[Records for processing — start]

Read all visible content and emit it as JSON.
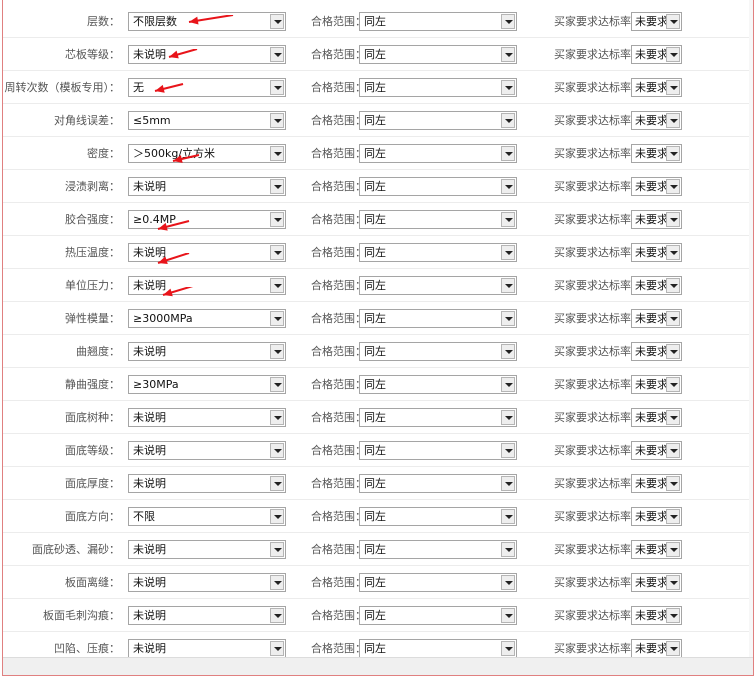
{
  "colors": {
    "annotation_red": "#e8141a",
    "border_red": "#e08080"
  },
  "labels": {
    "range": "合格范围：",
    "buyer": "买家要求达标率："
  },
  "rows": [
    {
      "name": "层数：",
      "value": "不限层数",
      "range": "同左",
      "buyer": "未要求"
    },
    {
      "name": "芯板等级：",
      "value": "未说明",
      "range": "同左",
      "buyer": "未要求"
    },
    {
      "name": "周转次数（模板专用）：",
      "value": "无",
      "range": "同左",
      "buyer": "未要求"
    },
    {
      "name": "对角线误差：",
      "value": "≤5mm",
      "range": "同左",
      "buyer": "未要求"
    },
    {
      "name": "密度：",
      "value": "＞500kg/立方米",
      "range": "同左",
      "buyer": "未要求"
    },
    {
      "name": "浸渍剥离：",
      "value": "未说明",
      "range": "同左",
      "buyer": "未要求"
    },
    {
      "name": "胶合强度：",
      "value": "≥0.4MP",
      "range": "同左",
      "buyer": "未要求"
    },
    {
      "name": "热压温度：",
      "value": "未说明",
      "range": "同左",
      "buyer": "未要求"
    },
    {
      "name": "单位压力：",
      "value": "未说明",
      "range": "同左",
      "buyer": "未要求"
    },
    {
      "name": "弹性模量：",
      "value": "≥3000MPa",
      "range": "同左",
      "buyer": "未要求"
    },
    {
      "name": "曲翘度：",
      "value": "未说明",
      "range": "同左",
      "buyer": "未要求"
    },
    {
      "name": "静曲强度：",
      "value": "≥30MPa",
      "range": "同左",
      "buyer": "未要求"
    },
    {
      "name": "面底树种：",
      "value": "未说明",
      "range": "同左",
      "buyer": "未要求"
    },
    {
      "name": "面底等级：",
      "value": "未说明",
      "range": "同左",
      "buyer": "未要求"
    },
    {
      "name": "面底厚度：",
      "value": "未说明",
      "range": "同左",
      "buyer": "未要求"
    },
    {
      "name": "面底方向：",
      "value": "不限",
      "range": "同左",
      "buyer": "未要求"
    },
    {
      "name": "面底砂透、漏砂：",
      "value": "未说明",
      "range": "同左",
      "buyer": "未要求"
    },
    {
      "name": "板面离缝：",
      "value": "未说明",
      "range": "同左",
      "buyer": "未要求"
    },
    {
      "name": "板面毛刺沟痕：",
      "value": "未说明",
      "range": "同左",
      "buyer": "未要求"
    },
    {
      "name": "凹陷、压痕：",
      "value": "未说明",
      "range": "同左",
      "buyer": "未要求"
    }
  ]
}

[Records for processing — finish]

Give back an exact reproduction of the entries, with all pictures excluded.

Read all visible content and emit it as JSON.
{
  "colors": {
    "annotation_red": "#e8141a",
    "border_red": "#e08080"
  },
  "labels": {
    "range": "合格范围：",
    "buyer": "买家要求达标率："
  },
  "rows": [
    {
      "name": "层数：",
      "value": "不限层数",
      "range": "同左",
      "buyer": "未要求"
    },
    {
      "name": "芯板等级：",
      "value": "未说明",
      "range": "同左",
      "buyer": "未要求"
    },
    {
      "name": "周转次数（模板专用）：",
      "value": "无",
      "range": "同左",
      "buyer": "未要求"
    },
    {
      "name": "对角线误差：",
      "value": "≤5mm",
      "range": "同左",
      "buyer": "未要求"
    },
    {
      "name": "密度：",
      "value": "＞500kg/立方米",
      "range": "同左",
      "buyer": "未要求"
    },
    {
      "name": "浸渍剥离：",
      "value": "未说明",
      "range": "同左",
      "buyer": "未要求"
    },
    {
      "name": "胶合强度：",
      "value": "≥0.4MP",
      "range": "同左",
      "buyer": "未要求"
    },
    {
      "name": "热压温度：",
      "value": "未说明",
      "range": "同左",
      "buyer": "未要求"
    },
    {
      "name": "单位压力：",
      "value": "未说明",
      "range": "同左",
      "buyer": "未要求"
    },
    {
      "name": "弹性模量：",
      "value": "≥3000MPa",
      "range": "同左",
      "buyer": "未要求"
    },
    {
      "name": "曲翘度：",
      "value": "未说明",
      "range": "同左",
      "buyer": "未要求"
    },
    {
      "name": "静曲强度：",
      "value": "≥30MPa",
      "range": "同左",
      "buyer": "未要求"
    },
    {
      "name": "面底树种：",
      "value": "未说明",
      "range": "同左",
      "buyer": "未要求"
    },
    {
      "name": "面底等级：",
      "value": "未说明",
      "range": "同左",
      "buyer": "未要求"
    },
    {
      "name": "面底厚度：",
      "value": "未说明",
      "range": "同左",
      "buyer": "未要求"
    },
    {
      "name": "面底方向：",
      "value": "不限",
      "range": "同左",
      "buyer": "未要求"
    },
    {
      "name": "面底砂透、漏砂：",
      "value": "未说明",
      "range": "同左",
      "buyer": "未要求"
    },
    {
      "name": "板面离缝：",
      "value": "未说明",
      "range": "同左",
      "buyer": "未要求"
    },
    {
      "name": "板面毛刺沟痕：",
      "value": "未说明",
      "range": "同左",
      "buyer": "未要求"
    },
    {
      "name": "凹陷、压痕：",
      "value": "未说明",
      "range": "同左",
      "buyer": "未要求"
    }
  ]
}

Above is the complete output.